As you restate the entries, keep every word intact and leave out whatever images they hold.

:::

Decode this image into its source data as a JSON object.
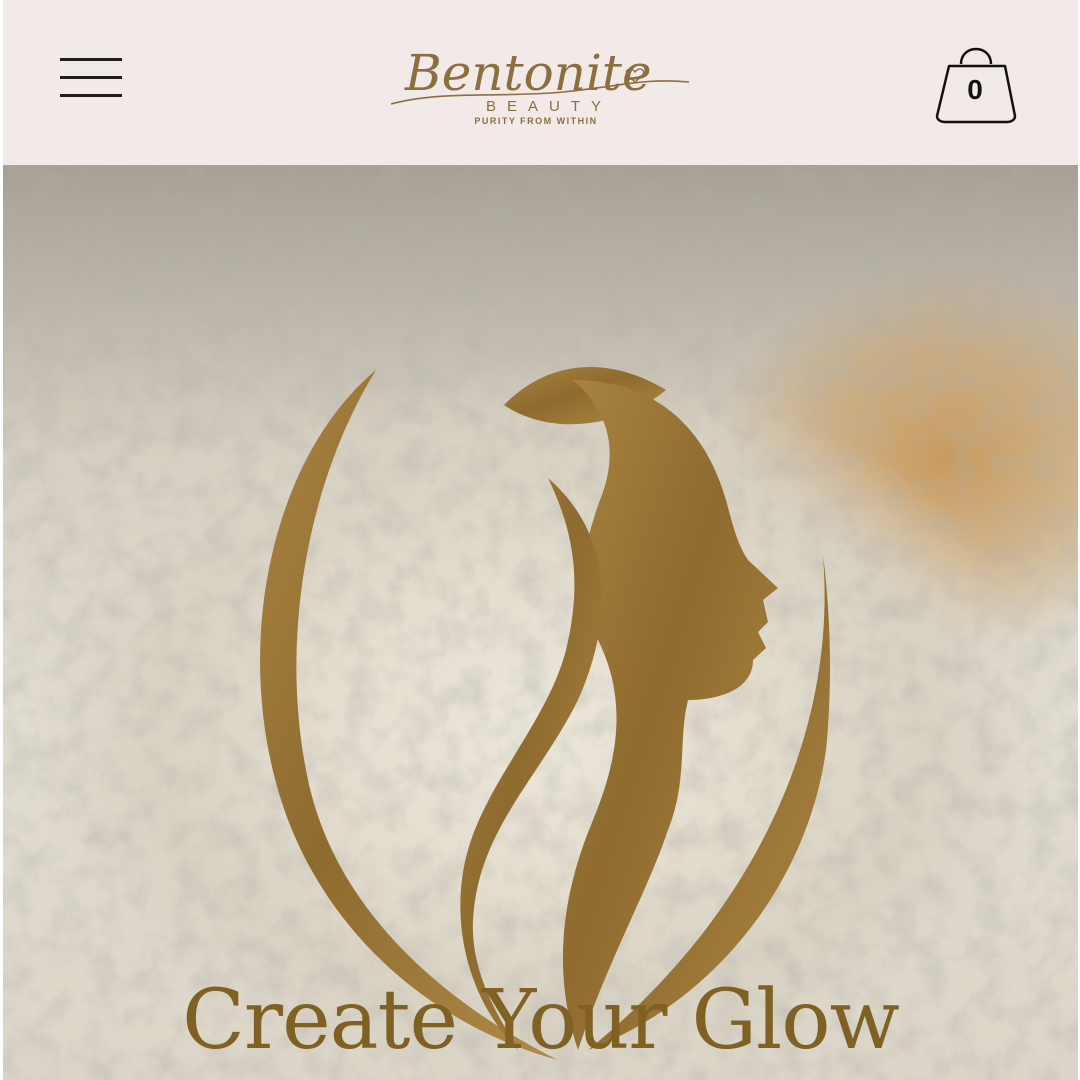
{
  "header": {
    "brand_script": "Bentonite",
    "brand_sub": "BEAUTY",
    "brand_tagline": "PURITY FROM WITHIN",
    "cart_count": "0"
  },
  "hero": {
    "title": "Create Your Glow"
  },
  "colors": {
    "header_bg": "#f2e9e9",
    "gold": "#9a7838",
    "title_gold": "#7f6124"
  },
  "icons": {
    "menu": "hamburger-icon",
    "cart": "shopping-bag-icon",
    "hero_logo": "woman-profile-leaf-icon"
  }
}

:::

▶ [Answer area]:
Decode this image into its source data as a JSON object.
{
  "header": {
    "brand_script": "Bentonite",
    "brand_sub": "BEAUTY",
    "brand_tagline": "PURITY FROM WITHIN",
    "cart_count": "0"
  },
  "hero": {
    "title": "Create Your Glow"
  },
  "colors": {
    "header_bg": "#f2e9e9",
    "gold": "#9a7838",
    "title_gold": "#7f6124"
  },
  "icons": {
    "menu": "hamburger-icon",
    "cart": "shopping-bag-icon",
    "hero_logo": "woman-profile-leaf-icon"
  }
}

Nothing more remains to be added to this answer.